“It wrings my wizened old heart to think of those times we passed in our beloved paradise,” she wrote to her young nephew, recalling his first steps at the family home.
When Marianne was a very old woman, a family member sent her Aunt Jane’s charade book. In her failing memory, Marianne supplied a one-line biography of Jane Austen that only a family member could give: “I knew she was clever but in what way I did not know.”
The Austen and Knight families had always loved games and theatre, and Jane, among her family, had an exceptional ability for this. In her old age, the single thing that Marianne could recall about Jane was this talent. We could dismiss this memory, but instead why not try to imagine Jane as the adult that young Marianne remembered? Jane was the aunt who took Marianne to the theatre for her twelfth birthday, the aunt who played and sang at the pianoforte and led lively games of charades. In many ways she was the model for the life that Marianne was to lead. As the observer and the victim of family dramas it’s not surprising that an unmarried woman would cultivate an amused and detached attitude to the events that would affect her most. She might even begin jotting down her observations.

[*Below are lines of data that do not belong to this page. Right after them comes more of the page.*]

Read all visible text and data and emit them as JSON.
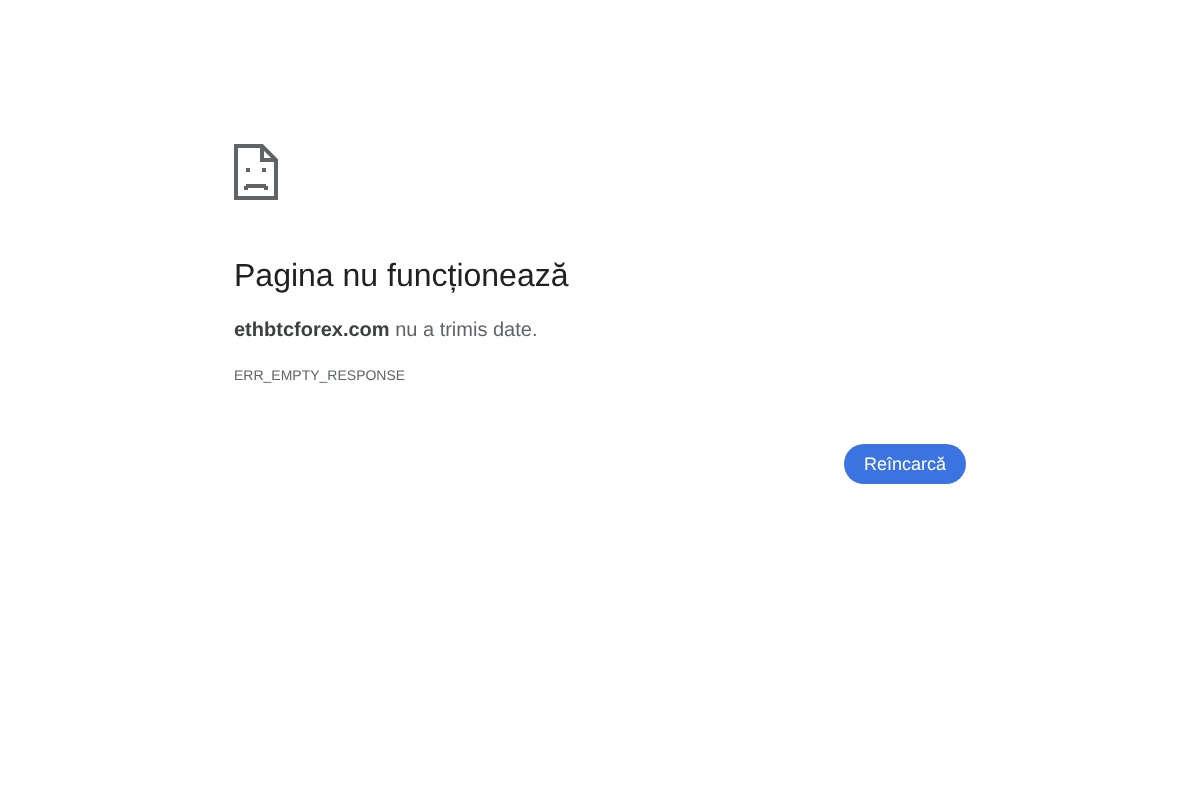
{
  "title": "Pagina nu funcționează",
  "message": "**ethbtcforex.com** nu a trimis date.",
  "error_code": "ERR_EMPTY_RESPONSE",
  "button": "Reîncarcă"
}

If Jane Austen had lived to be an old woman, maybe she would have written letters like Marianne, full of wit and self-deprecation. She might have come up with sayings that got into Punch; she almost certainly would have written more novels. There’s no doubt that Charlotte Bronte would have got the sharp end of her tongue.
Marianne’s Story is Part 2 of a Two Part Feature on Jane Austen’s Irish connection. To read Cass and Lou’s story, turn to Part One.
Fans of Jane Austen and Ireland can join Dr. Sophia Hillan and Richard Mulholland on a tour that traces the Austen family connection in beautiful Donegal. For more information, see our Special Group Tour Itinerary and check out www.specialgrouptours.com.